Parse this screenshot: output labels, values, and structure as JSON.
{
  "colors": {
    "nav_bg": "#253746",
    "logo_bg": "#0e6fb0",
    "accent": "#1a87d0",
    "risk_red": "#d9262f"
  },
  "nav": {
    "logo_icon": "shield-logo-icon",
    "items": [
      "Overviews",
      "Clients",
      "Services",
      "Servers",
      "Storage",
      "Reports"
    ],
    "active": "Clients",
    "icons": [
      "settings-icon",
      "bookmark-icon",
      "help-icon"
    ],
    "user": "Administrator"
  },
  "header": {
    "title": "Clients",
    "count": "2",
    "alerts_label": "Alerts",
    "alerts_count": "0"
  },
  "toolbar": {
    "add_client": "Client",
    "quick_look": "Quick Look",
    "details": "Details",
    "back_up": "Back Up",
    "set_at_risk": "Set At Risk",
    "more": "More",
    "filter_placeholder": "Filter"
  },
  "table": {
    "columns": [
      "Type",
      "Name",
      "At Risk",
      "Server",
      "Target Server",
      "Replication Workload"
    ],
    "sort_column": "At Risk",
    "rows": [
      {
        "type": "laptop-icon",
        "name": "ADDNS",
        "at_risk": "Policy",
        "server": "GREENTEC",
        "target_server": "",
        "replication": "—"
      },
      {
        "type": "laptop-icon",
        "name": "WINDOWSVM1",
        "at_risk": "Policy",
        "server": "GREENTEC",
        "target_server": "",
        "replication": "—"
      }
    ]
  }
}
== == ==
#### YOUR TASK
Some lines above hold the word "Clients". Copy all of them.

#### RESPONSE BOX
      "Clients",
    "active": "Clients",
    "title": "Clients",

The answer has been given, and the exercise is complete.